Birds of Central Asia
|OUR VERDICT: For those of us who have been visiting this region for many years, the long-awaited publication of this excellent guide is to be welcomed.|
Following the collapse of the old Soviet Union, travel in much of Central Asia became considerably easier and birders were quick to realise the potential of the Silk Road, with Kazakhstan in particular becoming a very popular destination. However, until the arrival of this new book we had little in the way of relevant field guides to assist us.
Concerning itself with the six ‘stans’ – Turkmenistan, Uzbekistan, Kazakhstan, Kyrgyzstan, Tajikistan and Afghanistan – this new guide features some 618 species in what is a relatively slim volume. It follows the almost standardised field guide format, with introductory chapters including a brief but useful one on geography and biogeography, illustrated with photos demonstrating how varied and stunningly scenic the region is.
In the main section of the book the text faces the plates, which is as it should be, and each species has a distribution map which, although quite small, does serve to give a reasonably good idea of range. Overall we are presented with a well-produced and compact guide that is a joy to leaf through, and up to the high standard we have come to expect from Helm.

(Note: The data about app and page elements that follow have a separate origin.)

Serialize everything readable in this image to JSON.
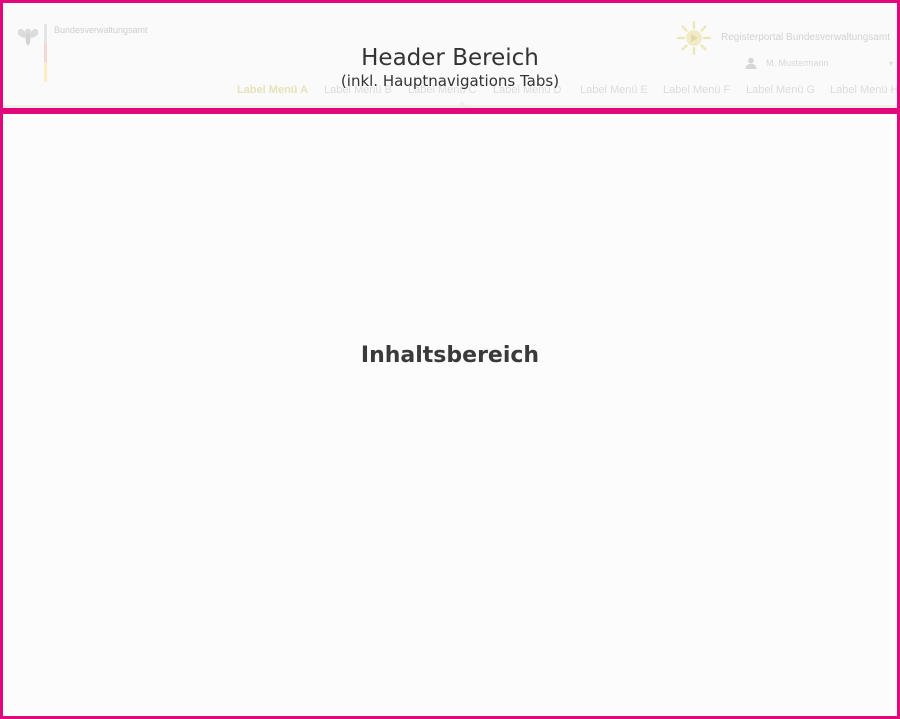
{
  "header": {
    "agency_name": "Bundesverwaltungsamt",
    "portal_name": "Registerportal  Bundesverwaltungsamt",
    "user_name": "M. Mustermann",
    "overlay_title": "Header Bereich",
    "overlay_subtitle": "(inkl. Hauptnavigations Tabs)",
    "tabs": [
      {
        "label": "Label Menü A",
        "active": true
      },
      {
        "label": "Label Menü B",
        "active": false
      },
      {
        "label": "Label Menü C",
        "active": false
      },
      {
        "label": "Label Menü D",
        "active": false
      },
      {
        "label": "Label Menü E",
        "active": false
      },
      {
        "label": "Label Menü F",
        "active": false
      },
      {
        "label": "Label Menü G",
        "active": false
      },
      {
        "label": "Label Menü H",
        "active": false
      }
    ]
  },
  "content": {
    "overlay_label": "Inhaltsbereich"
  },
  "icons": {
    "agency_logo": "federal-eagle-icon",
    "portal_logo": "portal-sun-icon",
    "user": "user-icon",
    "user_menu": "chevron-down-icon"
  },
  "colors": {
    "region_border": "#e0087c",
    "active_tab": "#e6e3b8"
  }
}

The guide’s 143 plates use work from 13 different artists. The standard of plates is generally very good, with a significant number being taken from existing works which I am sure readers will recognise. There are some shortcomings, and I was struck by how much some species appeared very washed out – Saxual Sparrow, for instance, looks very bleached and does not really convey the smart, snappy appearance of the species (in fact the cover illustration of that bird is much more accurate). I was disappointed to see one of the special and endemic birds of the region, Pander’s Ground Jay, given scant coverage, being relegated to a small illustration dwarfed by a ‘giant’ Magpie, which I think most people know how to identify! There are a few other minor issues with the depiction of some species, but these are small points in what is generally an excellent collection of illustrations.
The taxonomy follows Dickinson (2003) in The Howard and Moore Complete Checklist of the Birds of the World, but with some exceptions that may raise a few eyebrows. It is pleasing to see that the Central Asian form of Desert Sparrow has finally been given species status and named in honour of Nikolai Zarudny, the great Ukrainian zoologist – this form has a very restricted range and is in desperate need of further study, so elevating it to species status will hopefully encourage that. But there are also some losses. People who have visited the region before will be dismayed to discover they have ‘lost’ both Turkestan Tit, which this guide places within the Great Tit complex, and the delightful Yellow-breasted Tit, which is found among the Azure Tits.
Anyone who has visited Central Asia’s semi-steppe deserts will have also seen many Lesser Short-toed Larks. Dickinson lists the taxa found in Central Asia (henei and leucophaea) as belonging to Asian Short-toed Lark, so Lesser does not feature in the book at all. Looking at the warblers, I am sure many will find the replacement of Hippolais with Iduna hard to come to terms with, and the treatment of both the Isabelline and large grey shrike groups is certainly going to spark discussion – which is perhaps better than no discussion at all.
But all that aside, for those of us who have been visiting this region for many years, the long-awaited publication of this excellent guide is to be welcomed.
- Birds of Central Asia by Raffael Ayé, Manuel Schweizer and Tobias Roth (Christopher Helm, London, 2012).
- 320 pages, 141 colour plates, numerous distribution maps.
- ISBN 9780713670387. Pbk, £35. Birdwatch Bookshop: from £31.99.